Instantly, I felt comforted. I was reminded of a verse I had so quickly forgotten, “Have I not commanded you? Be strong and courageous. Do not be afraid; do not be discouraged, for the Lord your God will be with you WHEREVER you go.” (Joshua 1:9).
Even in the mountain villages of Lesotho—a country I am certain more than half of the world has not even heard of—God was with me.
He cared about my anxious heart and concerns, however silly they may have seemed. Because these things mattered to me, they mattered to Him. This alone changed my whole perspective on our home stay.
Now that’s not to say that everything instantly got better. There were still long, challenging days full of foreign conversations and unfamiliar activities. The language of Sesotho still didn’t make sense to me, and I spent many hours each day simply trying to have a human connection with someone. In all of this though, I experienced joy and happiness too. I got to be part of beautiful moments; moments where the Basotho people would carry my backpack for me, or offer to guide me down a trail by holding my hand, or purchase a snack for me with the last of their money. We were greeted by our host sister every afternoon saying, “they are so beautiful,” as Melody and I descended into the village. I got to share in many laughs as I, the white American girl, attempted to play the Basotho games with the village children. In these times, I saw a glimpse of God’s glory.
Regardless of the fact that the Basotho people and I came from what seemed like opposite ends of the Earth, God was with us both. He loved us both. I think He watched and smiled while looking down from up above, proud of His creation. While not every day in Ha-Beka was easy, every day had something good in it. God had met me where I was, and truly helped "lead me to the rock that is higher than I” (Psalm 61:2). He alone was my refuge and strength during this time, and for that, I am eternally grateful. While my troubles did not disappear, God certainly did appear in a very real way.
To finish, I am thankful for: the Basotho people and the hospitality they have shown me the past two weeks, the opportunity to stretch myself outside of my “comfort zone” and what God revealed to me through this time, and the modern-day amenities that I have become accustomed to (electricity, running water, etc.) but have learned that I can live without.
- or -

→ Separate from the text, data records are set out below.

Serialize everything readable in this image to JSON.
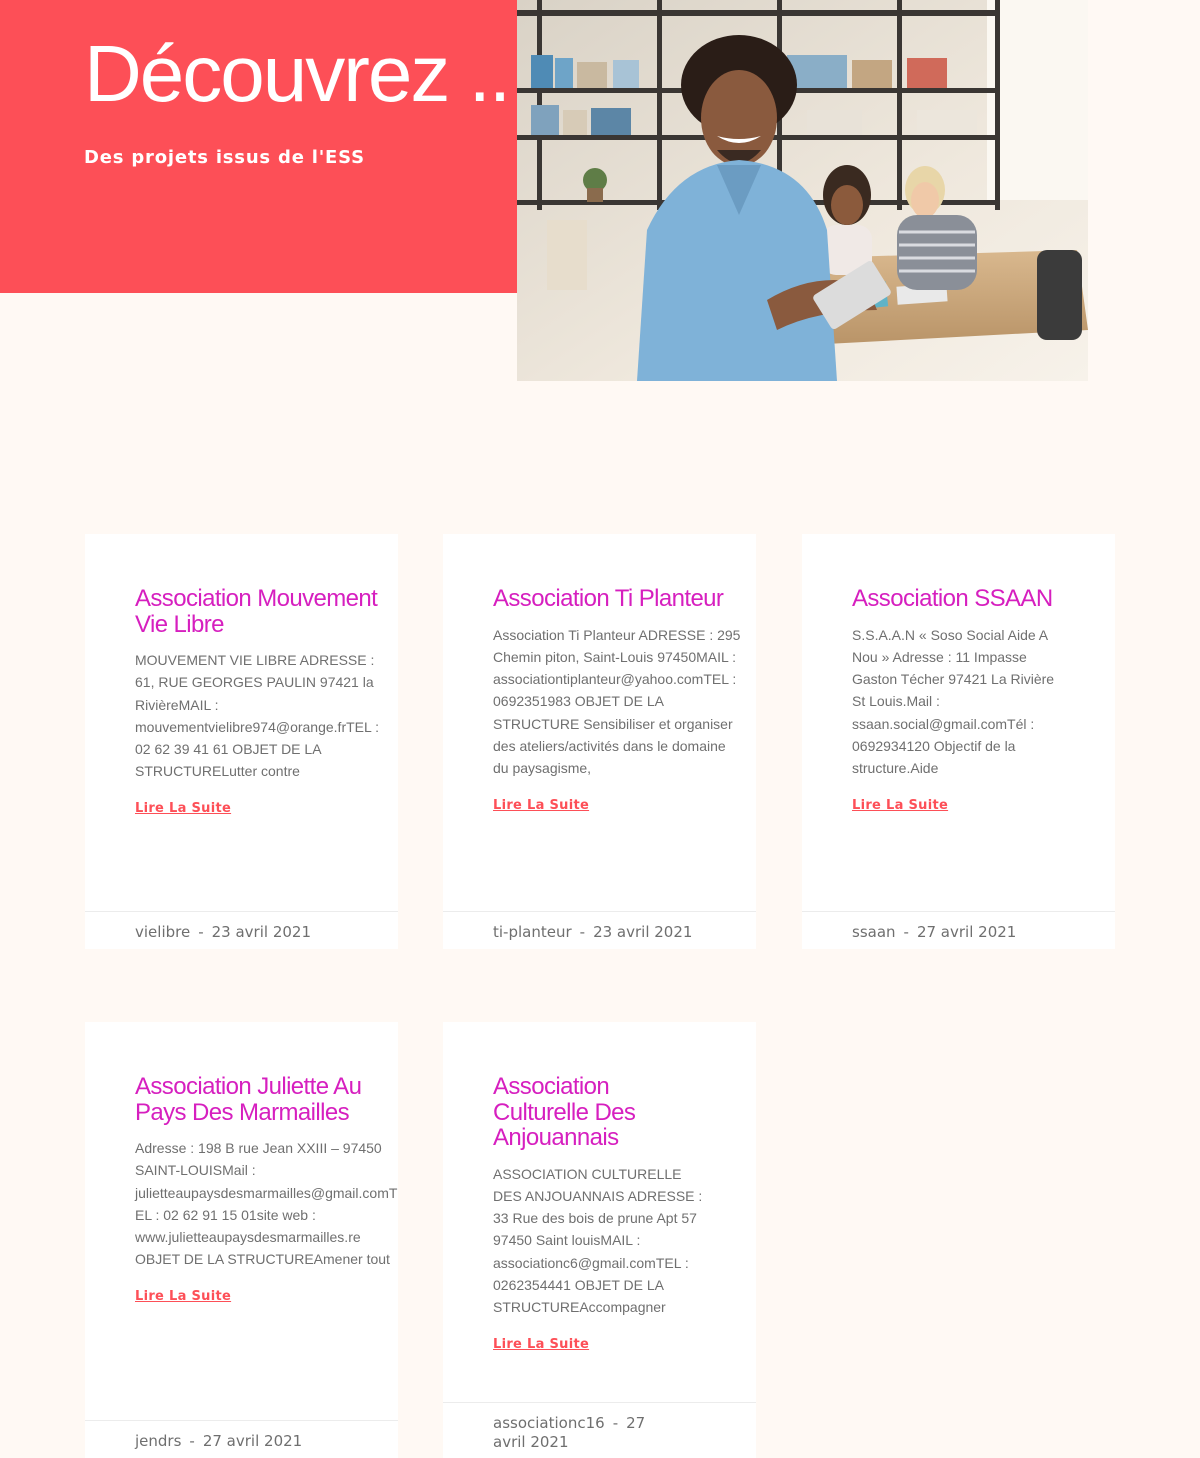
{
  "hero": {
    "title": "Découvrez ..",
    "subtitle": "Des projets issus de l'ESS"
  },
  "colors": {
    "accent": "#fd4f57",
    "title": "#d61fbf",
    "background": "#fff9f4"
  },
  "posts": [
    {
      "title": "Association Mouvement Vie Libre",
      "excerpt": "MOUVEMENT VIE LIBRE ADRESSE : 61, RUE GEORGES PAULIN 97421 la RivièreMAIL : mouvementvielibre974@orange.frTEL : 02 62 39 41 61 OBJET DE LA STRUCTURELutter contre",
      "more": "Lire La Suite",
      "author": "vielibre",
      "sep": "-",
      "date": "23 avril 2021"
    },
    {
      "title": "Association Ti Planteur",
      "excerpt": "Association Ti Planteur ADRESSE : 295 Chemin piton, Saint-Louis 97450MAIL : associationtiplanteur@yahoo.comTEL : 0692351983 OBJET DE LA STRUCTURE Sensibiliser et organiser des ateliers/activités dans le domaine du paysagisme,",
      "more": "Lire La Suite",
      "author": "ti-planteur",
      "sep": "-",
      "date": "23 avril 2021"
    },
    {
      "title": "Association SSAAN",
      "excerpt": "S.S.A.A.N « Soso Social Aide A Nou » Adresse : 11 Impasse Gaston Técher 97421 La Rivière St Louis.Mail : ssaan.social@gmail.comTél : 0692934120 Objectif de la structure.Aide",
      "more": "Lire La Suite",
      "author": "ssaan",
      "sep": "-",
      "date": "27 avril 2021"
    },
    {
      "title": "Association Juliette Au Pays Des Marmailles",
      "excerpt": "Adresse : 198 B rue Jean XXIII – 97450 SAINT-LOUISMail : julietteaupaysdesmarmailles@gmail.comTEL : 02 62 91 15 01site web : www.julietteaupaysdesmarmailles.re OBJET DE LA STRUCTUREAmener tout",
      "more": "Lire La Suite",
      "author": "jendrs",
      "sep": "-",
      "date": "27 avril 2021"
    },
    {
      "title": "Association Culturelle Des Anjouannais",
      "excerpt": "ASSOCIATION CULTURELLE DES ANJOUANNAIS ADRESSE : 33 Rue des bois de prune Apt 57 97450 Saint louisMAIL : associationc6@gmail.comTEL : 0262354441 OBJET DE LA STRUCTUREAccompagner",
      "more": "Lire La Suite",
      "author": "associationc16",
      "sep": "-",
      "date": "27 avril 2021"
    }
  ]
}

Your online account will allow you to access donation receipts and allocation information. After you complete your donation, a temporary username and password will be emailed to you.
You must have a group size of at least 6 members to join this trip. Please view the Small Team trips or call our Servicing Department for more options at 888-475-6414.
For most trips, you must have a group size of at least 6 members. Please view the Small Teams tab on each Community page or call our Servicing Department for more options at 888-475-6414.